Fans of classic cinema, ring the social-media bells, and spread the word: In what might be one of the more memorable movie events of the year, improvisational organist Tom Trenney is returning to Memphis to accompany a revival of the 1923 classic "The Hunchback of Notre Dame," starring Lon Chaney, the silent screen's remarkable "Man of a Thousand Faces."
The movie screens at 7 p.m. Friday, Feb. 8, in the nave, or sanctuary, of St. Mary's Episcopal Cathedral, 700 Poplar, which for one night will be transformed into a movie theater (with pews for seats, of course). The venue couldn't be more appropriate, since much of the movie takes place inside a cathedral, and the hunchbacked Quasimodo's cries of "Sanctuary!" become key to the plot.
Ballyhooed by Universal Pictures as a "Super Jewel" release, in reference to its lavish production values, "The Hunchback of Notre Dame" required the construction of a full-scale reproduction of the facade of Paris' Notre Dame cathedral on the Universal backlot. Often referred to as a horror movie but in fact more a romantic historical melodrama (based on a novel by "Les Miserables" author Victor Hugo), "Hunchback" presents Chaney in one of his most famous roles — and perhaps his most impressively grotesque makeup — as Quasimodo, the title bell-ringer cursed by his tragic deformity and impossible love for the gypsy dancer Esmeralda (Patsy Ruth Miller).
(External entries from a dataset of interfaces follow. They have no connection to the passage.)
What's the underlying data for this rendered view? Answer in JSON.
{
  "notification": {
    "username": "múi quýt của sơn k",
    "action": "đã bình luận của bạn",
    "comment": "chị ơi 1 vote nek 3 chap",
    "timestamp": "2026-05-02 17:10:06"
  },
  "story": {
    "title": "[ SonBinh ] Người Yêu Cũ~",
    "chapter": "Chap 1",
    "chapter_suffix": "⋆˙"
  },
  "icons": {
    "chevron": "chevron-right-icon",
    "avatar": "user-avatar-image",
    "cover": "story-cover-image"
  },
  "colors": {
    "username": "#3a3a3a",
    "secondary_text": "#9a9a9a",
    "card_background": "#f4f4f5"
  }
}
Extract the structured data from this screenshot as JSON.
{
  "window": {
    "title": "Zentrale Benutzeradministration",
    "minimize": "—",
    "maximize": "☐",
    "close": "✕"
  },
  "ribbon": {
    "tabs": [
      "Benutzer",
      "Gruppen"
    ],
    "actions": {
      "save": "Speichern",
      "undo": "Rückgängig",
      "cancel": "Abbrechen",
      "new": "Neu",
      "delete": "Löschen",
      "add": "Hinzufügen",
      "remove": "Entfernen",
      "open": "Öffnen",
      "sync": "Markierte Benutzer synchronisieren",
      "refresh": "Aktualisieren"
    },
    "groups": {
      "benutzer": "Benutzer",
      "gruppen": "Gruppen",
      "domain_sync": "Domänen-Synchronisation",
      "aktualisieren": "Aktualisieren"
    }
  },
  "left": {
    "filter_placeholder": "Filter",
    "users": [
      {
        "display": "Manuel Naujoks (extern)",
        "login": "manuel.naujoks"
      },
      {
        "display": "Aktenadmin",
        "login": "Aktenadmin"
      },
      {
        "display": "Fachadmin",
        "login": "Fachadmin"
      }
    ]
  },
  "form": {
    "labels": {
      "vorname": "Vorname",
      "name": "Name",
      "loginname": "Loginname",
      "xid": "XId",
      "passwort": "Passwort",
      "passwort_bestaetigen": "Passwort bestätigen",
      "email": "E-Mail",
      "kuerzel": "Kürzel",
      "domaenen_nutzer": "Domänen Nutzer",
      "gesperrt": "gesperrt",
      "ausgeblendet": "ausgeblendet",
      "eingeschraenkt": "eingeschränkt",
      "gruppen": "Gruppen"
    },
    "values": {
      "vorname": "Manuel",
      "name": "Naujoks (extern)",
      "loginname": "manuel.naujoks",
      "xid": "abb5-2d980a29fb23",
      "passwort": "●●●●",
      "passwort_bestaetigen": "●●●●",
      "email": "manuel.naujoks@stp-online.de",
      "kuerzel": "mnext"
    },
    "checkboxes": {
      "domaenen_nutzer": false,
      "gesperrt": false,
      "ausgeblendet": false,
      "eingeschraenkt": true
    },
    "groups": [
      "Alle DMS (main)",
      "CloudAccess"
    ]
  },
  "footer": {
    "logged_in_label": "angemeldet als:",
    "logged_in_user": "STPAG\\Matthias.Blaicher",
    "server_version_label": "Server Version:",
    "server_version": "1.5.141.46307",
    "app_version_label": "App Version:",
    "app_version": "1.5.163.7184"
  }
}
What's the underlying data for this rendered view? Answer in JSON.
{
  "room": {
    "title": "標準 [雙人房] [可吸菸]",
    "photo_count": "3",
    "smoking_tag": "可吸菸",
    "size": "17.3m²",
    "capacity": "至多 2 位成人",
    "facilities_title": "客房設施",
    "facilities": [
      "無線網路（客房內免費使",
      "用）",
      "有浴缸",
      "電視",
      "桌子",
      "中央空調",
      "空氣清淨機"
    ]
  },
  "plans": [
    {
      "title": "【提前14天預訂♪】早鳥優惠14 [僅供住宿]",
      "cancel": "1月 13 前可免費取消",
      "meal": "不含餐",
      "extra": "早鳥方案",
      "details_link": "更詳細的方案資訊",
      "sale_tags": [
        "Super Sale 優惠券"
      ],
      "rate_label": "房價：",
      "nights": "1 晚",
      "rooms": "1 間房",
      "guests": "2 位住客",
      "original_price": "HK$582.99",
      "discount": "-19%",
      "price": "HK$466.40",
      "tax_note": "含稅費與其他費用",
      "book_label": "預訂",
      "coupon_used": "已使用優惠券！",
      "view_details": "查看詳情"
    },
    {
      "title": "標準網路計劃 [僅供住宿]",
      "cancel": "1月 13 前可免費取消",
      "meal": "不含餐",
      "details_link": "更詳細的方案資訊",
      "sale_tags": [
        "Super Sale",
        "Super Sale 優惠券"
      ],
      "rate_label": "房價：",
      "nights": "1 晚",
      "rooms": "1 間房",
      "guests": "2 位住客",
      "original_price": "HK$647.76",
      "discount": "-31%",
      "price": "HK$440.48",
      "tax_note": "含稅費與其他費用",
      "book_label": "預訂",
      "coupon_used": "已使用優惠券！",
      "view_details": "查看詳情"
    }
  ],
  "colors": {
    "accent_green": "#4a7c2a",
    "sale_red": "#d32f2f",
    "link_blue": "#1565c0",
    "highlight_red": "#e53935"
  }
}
The success of "Hunchback" convinced Chaney and Universal to return to a Hollywoodized version of Paris for the actor's most famous film, "The Phantom of the Opera" (1925). "Hunchback" was revisited in the following decades as a starring vehicle for Charles Laughton, Anthony Quinn and Anthony Hopkins (in a Hallmark Hall of Fame TV movie), and as a 1996 Walt Disney cartoon musical.
The screening marks the second visit to Memphis in recent years for Trenney, a Lincoln, Neb.,-based organist, silent-cinema aficionado and United Church of Christ minister of music. In 2011, Trenney accompanied a St. Mary's screening of the 1920 Douglas Fairbanks silent "The Mark of Zorro." The event was a big success, prompting this return engagement for the concert organist.
The St. Mary's screenings are two of several live-music-with-a-movie events held in Memphis in recent years. The Alloy Orchestra of Cambridge, Mass., has accompanied silent films here four times since 2006. Most recently, Alloy performed during a near-sellout October screening of Fritz Lang's "Metropolis" (1927) at the Malco Paradiso.
The "Hunchback" event is presented as part of the St. Mary's concert series. Admission is free. Concessions will be available for purchase, and all ages are welcome. Child care will be available.
For more information, visit stmarysmemphis .org.